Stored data
==============================

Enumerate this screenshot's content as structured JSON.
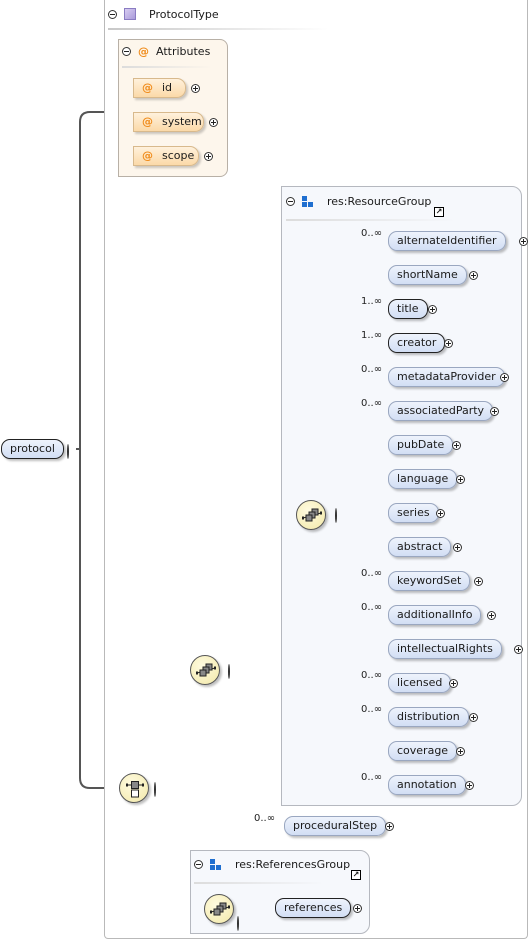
{
  "root_element": {
    "name": "protocol",
    "required": true
  },
  "complex_type": {
    "name": "ProtocolType",
    "icon": "complex-type-icon"
  },
  "attributes": {
    "title": "Attributes",
    "items": [
      {
        "name": "id"
      },
      {
        "name": "system"
      },
      {
        "name": "scope"
      }
    ]
  },
  "compositors": {
    "root": {
      "type": "choice",
      "icon": "choice-compositor-icon"
    },
    "outer_sequence": {
      "type": "sequence",
      "icon": "sequence-compositor-icon"
    },
    "resource_sequence": {
      "type": "sequence",
      "icon": "sequence-compositor-icon"
    },
    "references_sequence": {
      "type": "sequence",
      "icon": "sequence-compositor-icon"
    }
  },
  "resource_group": {
    "title": "res:ResourceGroup",
    "elements": [
      {
        "name": "alternateIdentifier",
        "cardinality": "0..∞",
        "required": false
      },
      {
        "name": "shortName",
        "cardinality": "",
        "required": false
      },
      {
        "name": "title",
        "cardinality": "1..∞",
        "required": true
      },
      {
        "name": "creator",
        "cardinality": "1..∞",
        "required": true
      },
      {
        "name": "metadataProvider",
        "cardinality": "0..∞",
        "required": false
      },
      {
        "name": "associatedParty",
        "cardinality": "0..∞",
        "required": false
      },
      {
        "name": "pubDate",
        "cardinality": "",
        "required": false
      },
      {
        "name": "language",
        "cardinality": "",
        "required": false
      },
      {
        "name": "series",
        "cardinality": "",
        "required": false
      },
      {
        "name": "abstract",
        "cardinality": "",
        "required": false
      },
      {
        "name": "keywordSet",
        "cardinality": "0..∞",
        "required": false
      },
      {
        "name": "additionalInfo",
        "cardinality": "0..∞",
        "required": false
      },
      {
        "name": "intellectualRights",
        "cardinality": "",
        "required": false
      },
      {
        "name": "licensed",
        "cardinality": "0..∞",
        "required": false
      },
      {
        "name": "distribution",
        "cardinality": "0..∞",
        "required": false
      },
      {
        "name": "coverage",
        "cardinality": "",
        "required": false
      },
      {
        "name": "annotation",
        "cardinality": "0..∞",
        "required": false
      }
    ]
  },
  "procedural_step": {
    "name": "proceduralStep",
    "cardinality": "0..∞",
    "required": false
  },
  "references_group": {
    "title": "res:ReferencesGroup",
    "elements": [
      {
        "name": "references",
        "required": true
      }
    ]
  },
  "symbols": {
    "at": "@",
    "link": "↗"
  },
  "colors": {
    "element_fill": "#d2def4",
    "attribute_fill": "#fbd9a8",
    "attribute_marker": "#f08c1c",
    "compositor_fill": "#f2e8a8",
    "group_icon": "#1f6fd0",
    "type_swatch": "#a99ad9"
  }
}
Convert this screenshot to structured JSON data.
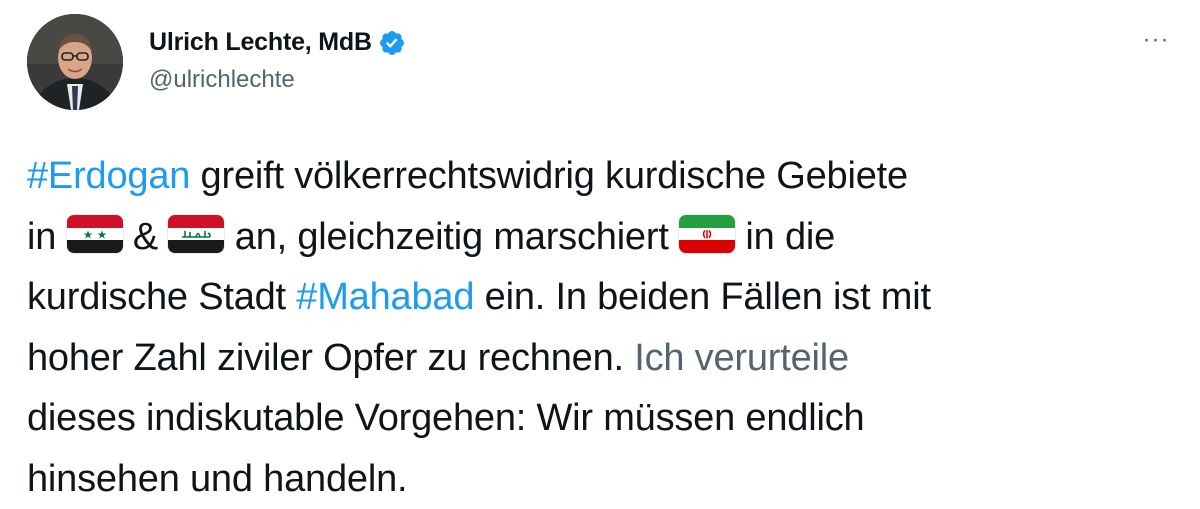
{
  "author": {
    "display_name": "Ulrich Lechte, MdB",
    "handle": "@ulrichlechte",
    "verified_icon": "verified-badge-icon",
    "avatar_icon": "profile-photo"
  },
  "more_menu": {
    "label": "···",
    "icon": "more-options-icon"
  },
  "tweet": {
    "hashtag_1": "#Erdogan",
    "text_1": " greift völkerrechtswidrig kurdische Gebiete",
    "text_2a": "in ",
    "flag_1": "syria-flag",
    "text_2b": " & ",
    "flag_2": "iraq-flag",
    "text_2c": " an, gleichzeitig marschiert ",
    "flag_3": "iran-flag",
    "text_2d": " in die",
    "text_3a": "kurdische Stadt ",
    "hashtag_2": "#Mahabad",
    "text_3b": " ein. In beiden Fällen ist mit",
    "text_4a": "hoher Zahl ziviler Opfer zu rechnen. ",
    "text_4b": "Ich verurteile",
    "text_5": "dieses indiskutable Vorgehen: Wir müssen endlich",
    "text_6": "hinsehen und handeln."
  },
  "colors": {
    "hashtag": "#1d9bf0",
    "secondary_text": "#536471",
    "primary_text": "#0f1419",
    "verified": "#1d9bf0"
  }
}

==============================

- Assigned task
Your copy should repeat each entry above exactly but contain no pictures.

- Answer area
Enumerate this screenshot's content as structured JSON.
{
  "root_element": {
    "name": "protocol",
    "required": true
  },
  "complex_type": {
    "name": "ProtocolType",
    "icon": "complex-type-icon"
  },
  "attributes": {
    "title": "Attributes",
    "items": [
      {
        "name": "id"
      },
      {
        "name": "system"
      },
      {
        "name": "scope"
      }
    ]
  },
  "compositors": {
    "root": {
      "type": "choice",
      "icon": "choice-compositor-icon"
    },
    "outer_sequence": {
      "type": "sequence",
      "icon": "sequence-compositor-icon"
    },
    "resource_sequence": {
      "type": "sequence",
      "icon": "sequence-compositor-icon"
    },
    "references_sequence": {
      "type": "sequence",
      "icon": "sequence-compositor-icon"
    }
  },
  "resource_group": {
    "title": "res:ResourceGroup",
    "elements": [
      {
        "name": "alternateIdentifier",
        "cardinality": "0..∞",
        "required": false
      },
      {
        "name": "shortName",
        "cardinality": "",
        "required": false
      },
      {
        "name": "title",
        "cardinality": "1..∞",
        "required": true
      },
      {
        "name": "creator",
        "cardinality": "1..∞",
        "required": true
      },
      {
        "name": "metadataProvider",
        "cardinality": "0..∞",
        "required": false
      },
      {
        "name": "associatedParty",
        "cardinality": "0..∞",
        "required": false
      },
      {
        "name": "pubDate",
        "cardinality": "",
        "required": false
      },
      {
        "name": "language",
        "cardinality": "",
        "required": false
      },
      {
        "name": "series",
        "cardinality": "",
        "required": false
      },
      {
        "name": "abstract",
        "cardinality": "",
        "required": false
      },
      {
        "name": "keywordSet",
        "cardinality": "0..∞",
        "required": false
      },
      {
        "name": "additionalInfo",
        "cardinality": "0..∞",
        "required": false
      },
      {
        "name": "intellectualRights",
        "cardinality": "",
        "required": false
      },
      {
        "name": "licensed",
        "cardinality": "0..∞",
        "required": false
      },
      {
        "name": "distribution",
        "cardinality": "0..∞",
        "required": false
      },
      {
        "name": "coverage",
        "cardinality": "",
        "required": false
      },
      {
        "name": "annotation",
        "cardinality": "0..∞",
        "required": false
      }
    ]
  },
  "procedural_step": {
    "name": "proceduralStep",
    "cardinality": "0..∞",
    "required": false
  },
  "references_group": {
    "title": "res:ReferencesGroup",
    "elements": [
      {
        "name": "references",
        "required": true
      }
    ]
  },
  "symbols": {
    "at": "@",
    "link": "↗"
  },
  "colors": {
    "element_fill": "#d2def4",
    "attribute_fill": "#fbd9a8",
    "attribute_marker": "#f08c1c",
    "compositor_fill": "#f2e8a8",
    "group_icon": "#1f6fd0",
    "type_swatch": "#a99ad9"
  }
}
Convert this screenshot to structured JSON data.
{
  "author": {
    "display_name": "Ulrich Lechte, MdB",
    "handle": "@ulrichlechte",
    "verified_icon": "verified-badge-icon",
    "avatar_icon": "profile-photo"
  },
  "more_menu": {
    "label": "···",
    "icon": "more-options-icon"
  },
  "tweet": {
    "hashtag_1": "#Erdogan",
    "text_1": " greift völkerrechtswidrig kurdische Gebiete",
    "text_2a": "in ",
    "flag_1": "syria-flag",
    "text_2b": " & ",
    "flag_2": "iraq-flag",
    "text_2c": " an, gleichzeitig marschiert ",
    "flag_3": "iran-flag",
    "text_2d": " in die",
    "text_3a": "kurdische Stadt ",
    "hashtag_2": "#Mahabad",
    "text_3b": " ein. In beiden Fällen ist mit",
    "text_4a": "hoher Zahl ziviler Opfer zu rechnen. ",
    "text_4b": "Ich verurteile",
    "text_5": "dieses indiskutable Vorgehen: Wir müssen endlich",
    "text_6": "hinsehen und handeln."
  },
  "colors": {
    "hashtag": "#1d9bf0",
    "secondary_text": "#536471",
    "primary_text": "#0f1419",
    "verified": "#1d9bf0"
  }
}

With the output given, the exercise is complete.